    But it can no doubt be done, by organised crime syndicates from certain well known countries, like [insert country name here] …. once your prints get out there, no card of yours will EVER be safe again..

    Which begs the question, since credit card companies have to reimburse you, the cardholder, if your card number is fraudulently used, will they even accept this method of payment from the start — the risk seems to be too high.

    And if it’s you buying with a debit card, I would rather not use this system at all.

  • Ashraf

    [@naveed] I’m not undermining. I’m saying if someone is able to do it, you probably have other things to worry about. I agree with you that it isn’t as easy to cancel a fingerprint than it is to cancel a credit card.

    That said, really how many waiters know how to lift a fingerprint? If a waiter was going to steal, they could easily do it via credit cards. My point isn’t that PayTouch is safe and nor am I disregarding the security issues related with it. I’m just: a) it is much easier, in every situation, to steal a credit card than it is fingerprints and b) if someone does steal your fingerprints, you have other things to worry about than fake purchases.
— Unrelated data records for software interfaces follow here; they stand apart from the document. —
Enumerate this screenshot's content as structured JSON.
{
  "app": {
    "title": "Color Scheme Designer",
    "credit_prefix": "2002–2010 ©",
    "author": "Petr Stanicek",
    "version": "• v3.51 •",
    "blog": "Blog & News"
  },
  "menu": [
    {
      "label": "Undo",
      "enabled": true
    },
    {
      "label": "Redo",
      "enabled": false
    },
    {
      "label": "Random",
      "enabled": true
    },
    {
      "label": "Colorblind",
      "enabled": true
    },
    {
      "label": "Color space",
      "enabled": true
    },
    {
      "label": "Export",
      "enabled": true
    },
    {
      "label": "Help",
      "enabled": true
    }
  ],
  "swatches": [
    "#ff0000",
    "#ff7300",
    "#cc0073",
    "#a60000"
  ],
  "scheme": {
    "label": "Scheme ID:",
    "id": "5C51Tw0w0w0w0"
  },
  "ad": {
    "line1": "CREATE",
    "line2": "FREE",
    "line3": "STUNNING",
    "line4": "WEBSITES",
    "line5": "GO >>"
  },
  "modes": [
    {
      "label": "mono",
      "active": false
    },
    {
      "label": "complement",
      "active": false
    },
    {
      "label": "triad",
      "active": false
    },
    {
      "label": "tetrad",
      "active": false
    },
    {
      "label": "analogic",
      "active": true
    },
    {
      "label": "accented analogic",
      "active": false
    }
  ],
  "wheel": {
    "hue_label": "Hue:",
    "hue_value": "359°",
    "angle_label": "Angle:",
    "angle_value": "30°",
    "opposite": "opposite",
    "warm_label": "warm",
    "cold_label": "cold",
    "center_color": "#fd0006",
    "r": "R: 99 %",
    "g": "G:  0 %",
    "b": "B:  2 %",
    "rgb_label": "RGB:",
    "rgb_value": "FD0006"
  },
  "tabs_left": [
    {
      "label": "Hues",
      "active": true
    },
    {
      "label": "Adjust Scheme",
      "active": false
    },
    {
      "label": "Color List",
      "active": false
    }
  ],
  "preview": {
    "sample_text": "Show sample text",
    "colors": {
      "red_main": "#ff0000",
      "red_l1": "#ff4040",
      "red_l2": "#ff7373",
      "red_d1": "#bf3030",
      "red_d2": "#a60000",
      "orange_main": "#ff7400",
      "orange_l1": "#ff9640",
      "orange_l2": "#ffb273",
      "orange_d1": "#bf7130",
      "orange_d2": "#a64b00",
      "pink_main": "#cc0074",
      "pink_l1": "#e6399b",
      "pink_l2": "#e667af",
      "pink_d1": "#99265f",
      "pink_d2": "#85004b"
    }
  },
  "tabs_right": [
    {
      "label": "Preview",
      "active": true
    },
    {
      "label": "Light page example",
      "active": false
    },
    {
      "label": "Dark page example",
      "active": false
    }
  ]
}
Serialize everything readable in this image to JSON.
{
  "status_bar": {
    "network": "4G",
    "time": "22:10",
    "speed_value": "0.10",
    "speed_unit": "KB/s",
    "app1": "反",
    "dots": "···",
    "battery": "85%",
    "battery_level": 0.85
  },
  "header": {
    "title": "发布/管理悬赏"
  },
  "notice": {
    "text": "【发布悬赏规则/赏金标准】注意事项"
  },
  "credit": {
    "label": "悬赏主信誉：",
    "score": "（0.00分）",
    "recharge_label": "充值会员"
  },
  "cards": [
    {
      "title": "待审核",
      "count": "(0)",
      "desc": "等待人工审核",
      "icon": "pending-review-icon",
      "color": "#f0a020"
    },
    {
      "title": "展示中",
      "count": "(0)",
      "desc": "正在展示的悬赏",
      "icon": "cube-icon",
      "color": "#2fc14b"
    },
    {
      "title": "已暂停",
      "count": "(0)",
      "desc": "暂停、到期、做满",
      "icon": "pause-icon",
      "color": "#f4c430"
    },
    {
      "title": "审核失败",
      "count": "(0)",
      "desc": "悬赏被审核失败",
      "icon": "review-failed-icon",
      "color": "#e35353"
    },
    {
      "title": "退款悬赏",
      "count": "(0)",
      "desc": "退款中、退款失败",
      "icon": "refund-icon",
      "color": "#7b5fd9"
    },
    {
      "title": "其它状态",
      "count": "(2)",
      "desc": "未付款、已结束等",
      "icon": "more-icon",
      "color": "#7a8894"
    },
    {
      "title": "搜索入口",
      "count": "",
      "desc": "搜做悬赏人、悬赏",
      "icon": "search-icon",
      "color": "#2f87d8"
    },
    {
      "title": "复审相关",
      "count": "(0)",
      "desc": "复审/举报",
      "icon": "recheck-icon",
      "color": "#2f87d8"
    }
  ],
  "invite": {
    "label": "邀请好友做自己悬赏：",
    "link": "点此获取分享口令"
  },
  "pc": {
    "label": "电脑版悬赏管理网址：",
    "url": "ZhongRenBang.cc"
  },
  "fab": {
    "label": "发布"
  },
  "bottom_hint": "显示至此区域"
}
  • naveed


    It’s trivial for a waiter to lift your fingerprints off a glass you used and that’s just one example. Just google “dusting for fingerprints”. Please don’t undermine possible security repercussions with new technologies. It would be ridiculously easy to exploit this system.

  • Ashraf

    [@Naveed] I’d assume stealing fingerprints is a bit more sophisticated than stealing credit cards and if someone is stealing your fingerprints, you probably have more important things to worry about than what s/he is buying in your name from Banana Republic.

  • Naveed

    Nice idea but what happens when someone steals your finger prints? You can’t just cancel them like a credit card.